A Rohingya woman named Tahara said that her husband was killed by Myanmarese soldiers and she took refuge in Bangladesh three months ago.
“Here it’s better than Myanmar. At least we’re safe here. I don’t want to return. We can protect our lives here,” she said.
Another Rohingya woman, Zubeyre, said that after her husband was stabbed to death, she had to flee to Bangladesh with her four children.
“Our only fault is being Muslim. Our only fault is praying in mosques or going to religious schools. That’s why they’re killing us,” Zubeyre said, adding that she was not planning to go back to Myanmar.
“We have nothing left there. Our house was burned. Our fields were taken from us. At least I’m safe here and can have some food,” she added.
'How will I survive?'
Shangida, a Rohingya woman who lost both her husband and her one-and-a-half-year-old son, said: “What will happen if I go back there? I don’t have my husband. I don’t have any property. My animals were killed. How will I survive there? I have nothing left there,” she said.
A vast majority of Rohingya Muslims do not have official papers in Myanmar -- either because Myanmar refused to issue any, or they left them behind when fleeing for their lives -- which would make it almost impossible for them to return under Nov. 23 deal between Myanmar and Bangladesh.
The Rohingya, described by the UN as the world's most persecuted people, have faced heightened fears of attack since dozens were killed in communal violence in 2012.
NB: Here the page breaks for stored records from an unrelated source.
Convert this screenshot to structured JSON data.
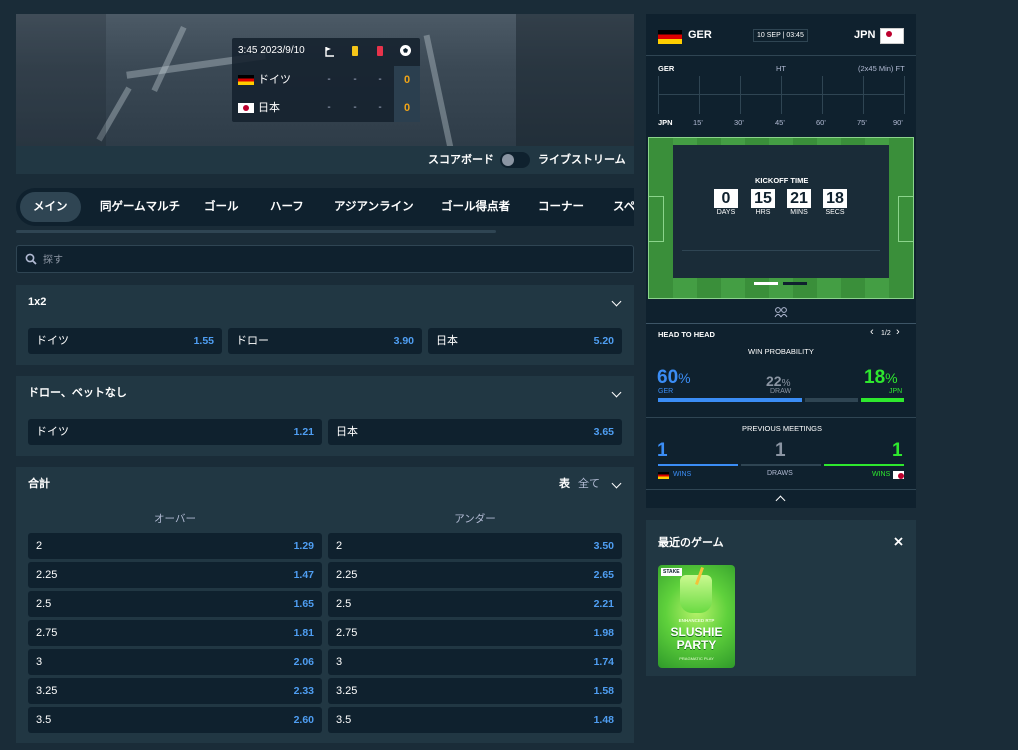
{
  "scoreboard": {
    "time": "3:45 2023/9/10",
    "teams": [
      {
        "name": "ドイツ",
        "corners": "-",
        "yellow": "-",
        "red": "-",
        "goals": "0"
      },
      {
        "name": "日本",
        "corners": "-",
        "yellow": "-",
        "red": "-",
        "goals": "0"
      }
    ]
  },
  "toggle": {
    "scoreboard_label": "スコアボード",
    "stream_label": "ライブストリーム"
  },
  "tabs": [
    "メイン",
    "同ゲームマルチ",
    "ゴール",
    "ハーフ",
    "アジアンライン",
    "ゴール得点者",
    "コーナー",
    "スペ"
  ],
  "search": {
    "placeholder": "探す"
  },
  "markets": {
    "m1x2": {
      "title": "1x2",
      "options": [
        {
          "label": "ドイツ",
          "odds": "1.55"
        },
        {
          "label": "ドロー",
          "odds": "3.90"
        },
        {
          "label": "日本",
          "odds": "5.20"
        }
      ]
    },
    "dnb": {
      "title": "ドロー、ベットなし",
      "options": [
        {
          "label": "ドイツ",
          "odds": "1.21"
        },
        {
          "label": "日本",
          "odds": "3.65"
        }
      ]
    },
    "total": {
      "title": "合計",
      "table_label": "表",
      "filter_label": "全て",
      "over_label": "オーバー",
      "under_label": "アンダー",
      "rows": [
        {
          "line": "2",
          "over": "1.29",
          "under": "3.50"
        },
        {
          "line": "2.25",
          "over": "1.47",
          "under": "2.65"
        },
        {
          "line": "2.5",
          "over": "1.65",
          "under": "2.21"
        },
        {
          "line": "2.75",
          "over": "1.81",
          "under": "1.98"
        },
        {
          "line": "3",
          "over": "2.06",
          "under": "1.74"
        },
        {
          "line": "3.25",
          "over": "2.33",
          "under": "1.58"
        },
        {
          "line": "3.5",
          "over": "2.60",
          "under": "1.48"
        }
      ]
    }
  },
  "widget": {
    "home": "GER",
    "away": "JPN",
    "date": "10 SEP | 03:45",
    "timeline": {
      "home": "GER",
      "away": "JPN",
      "ht": "HT",
      "ft": "(2x45 Min) FT",
      "ticks": [
        "15'",
        "30'",
        "45'",
        "60'",
        "75'",
        "90'"
      ]
    },
    "kickoff": {
      "title": "KICKOFF TIME",
      "values": [
        "0",
        "15",
        "21",
        "18"
      ],
      "labels": [
        "DAYS",
        "HRS",
        "MINS",
        "SECS"
      ]
    },
    "h2h": {
      "title": "HEAD TO HEAD",
      "page": "1/2",
      "win_prob_title": "WIN PROBABILITY",
      "home_pct": "60",
      "draw_pct": "22",
      "away_pct": "18",
      "pct_sign": "%",
      "home": "GER",
      "draw": "DRAW",
      "away": "JPN",
      "meetings_title": "PREVIOUS MEETINGS",
      "home_wins": "1",
      "draws": "1",
      "away_wins": "1",
      "wins_label": "WINS",
      "draws_label": "DRAWS"
    },
    "colors": {
      "home": "#3b8df5",
      "away": "#2ee82e",
      "draw": "#8b95a3"
    }
  },
  "recent": {
    "title": "最近のゲーム",
    "game": {
      "badge": "STAKE",
      "tagline": "ENHANCED RTP",
      "name_line1": "SLUSHIE",
      "name_line2": "PARTY",
      "provider": "PRAGMATIC PLAY"
    }
  }
}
The UN has documented mass gang rapes, killings -- including of infants and young children -- brutal beatings, and disappearances committed by security personnel. In a report, UN investigators said such violations may have constituted crimes against humanity.